(NHI Nanoblog) Amid the latest in a long list of scientific reviews of the potential problems posed to people, animals and the environment by super-small silver particles, two Danish researchers say it’s time to stop pondering—and start regulating.
In a sharply-worded commentary recently published online by the scientific journal Nature Nanotechnology, Steffen Foss Hansen and Anders Baun make a simple point about what’s typically pitched as a complicated question about whether nanosilver should be controlled by new laws in Europe.
by Gwyneth K. Shaw | Jun 27, 2012 11:55 am
The U.S. Food and Drug Administration will soon have a new nanotechnology safety program, thanks to language tucked into a massive legislative package that’s on its way to President Obama.
U.S. Sens. Mark Pryor of Arkansas and Benjamin L. Cardin of Maryland, both Democrats, pushed for the program to be added during Senate debate last month. The revamped bill cleared the House last week and passed the Senate, 92 to 4, on Tuesday. Obama is expected to sign it.
by Gwyneth K. Shaw | Jun 25, 2012 8:17 am | Comments (9)
Imagine a disease in which a part of your immune system runs wild, destroying red blood cells and causing blood clots, strokes and, often, death within a few years.
Now imagine a treatment that can curb that runaway process, saving the red blood cells and therefore the patient.
And try imagining lots of people in New Haven finding work—helping to create or market treatments like that one.
by Gwyneth K. Shaw | Jun 21, 2012 2:58 pm
A new audit says federal government is spending more on research exploring the potential environmental, health and safety implications of ultra-tiny materials, but needs to track projects better and offer clearer goals for how to best answer the main questions about these substances and their use in a wide variety of products.

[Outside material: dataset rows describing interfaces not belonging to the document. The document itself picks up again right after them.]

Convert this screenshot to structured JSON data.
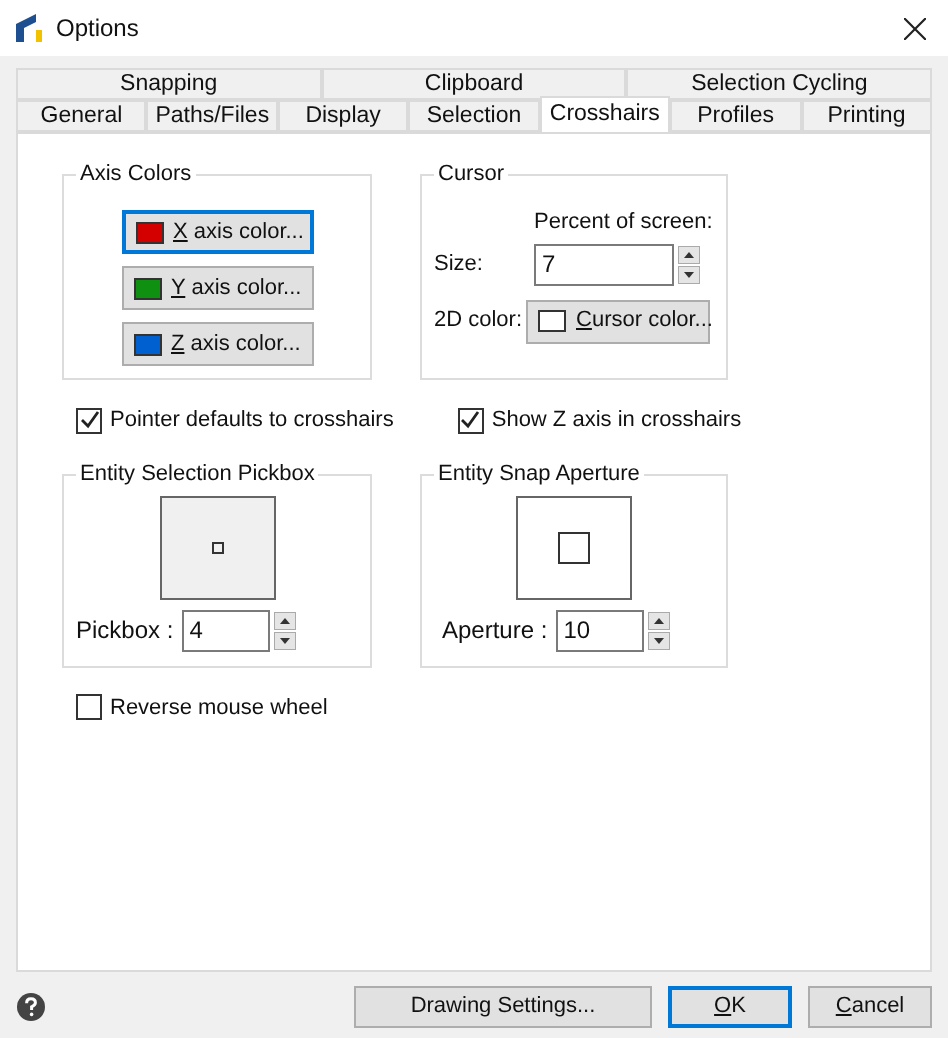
{
  "window": {
    "title": "Options"
  },
  "tab_rows": [
    [
      {
        "label": "Snapping",
        "selected": false
      },
      {
        "label": "Clipboard",
        "selected": false
      },
      {
        "label": "Selection Cycling",
        "selected": false
      }
    ],
    [
      {
        "label": "General",
        "selected": false
      },
      {
        "label": "Paths/Files",
        "selected": false
      },
      {
        "label": "Display",
        "selected": false
      },
      {
        "label": "Selection",
        "selected": false
      },
      {
        "label": "Crosshairs",
        "selected": true
      },
      {
        "label": "Profiles",
        "selected": false
      },
      {
        "label": "Printing",
        "selected": false
      }
    ]
  ],
  "axis_colors": {
    "title": "Axis Colors",
    "buttons": [
      {
        "accel": "X",
        "text": " axis color...",
        "color": "#d40000",
        "focused": true
      },
      {
        "accel": "Y",
        "text": " axis color...",
        "color": "#109010",
        "focused": false
      },
      {
        "accel": "Z",
        "text": " axis color...",
        "color": "#0060d0",
        "focused": false
      }
    ]
  },
  "cursor": {
    "title": "Cursor",
    "percent_label": "Percent of screen:",
    "size_label": "Size:",
    "size_value": "7",
    "color_label": "2D color:",
    "color_button": {
      "accel": "C",
      "text": "ursor color...",
      "color": "#ffffff"
    }
  },
  "checks_row": [
    {
      "label": "Pointer defaults to crosshairs",
      "checked": true
    },
    {
      "label": "Show Z axis in crosshairs",
      "checked": true
    }
  ],
  "pickbox": {
    "title": "Entity Selection Pickbox",
    "label": "Pickbox :",
    "value": "4"
  },
  "aperture": {
    "title": "Entity Snap Aperture",
    "label": "Aperture :",
    "value": "10"
  },
  "reverse_wheel": {
    "label": "Reverse mouse wheel",
    "checked": false
  },
  "footer": {
    "drawing_settings": "Drawing Settings...",
    "ok": {
      "accel": "O",
      "text": "K"
    },
    "cancel": {
      "accel": "C",
      "text": "ancel"
    }
  }
}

The U.S. Government Accountability Office (GAO) did the audit, tracking spending by seven of the 26 agencies involved in the National Nanotechnology Initiative between 2006 and 2010. (Click here to read it.)
The GAO found that funding earmarked for environment, health and safety, or EHS, research more than doubled over that time, from $38 million to $90 million. But auditors raised questions about the numbers, and the impact those dollars are having.
by Gwyneth K. Shaw | Jun 15, 2012 10:36 am
(NHI Nanoblog) It’s become a rallying cry for some researchers who are scrutinizing the potential health and environmental effects of super-small particles: Test the products that use nanomaterials, not just the substances themselves.
A new study looking at the exposure risk of nano-enabled cosmetic powders offers a powerful validation of that argument. The researchers conclude that the hazards are different from what might be expected, given the size of the particles involved.
by Gwyneth K. Shaw | Jun 13, 2012 7:05 am
(NHI Nanoblog) Does breathing in super-small particles of carbon and silica lead to the same kind of health problems caused by smoking or smog? Researchers in Ireland and the United States think they’ve found a reason to think it might.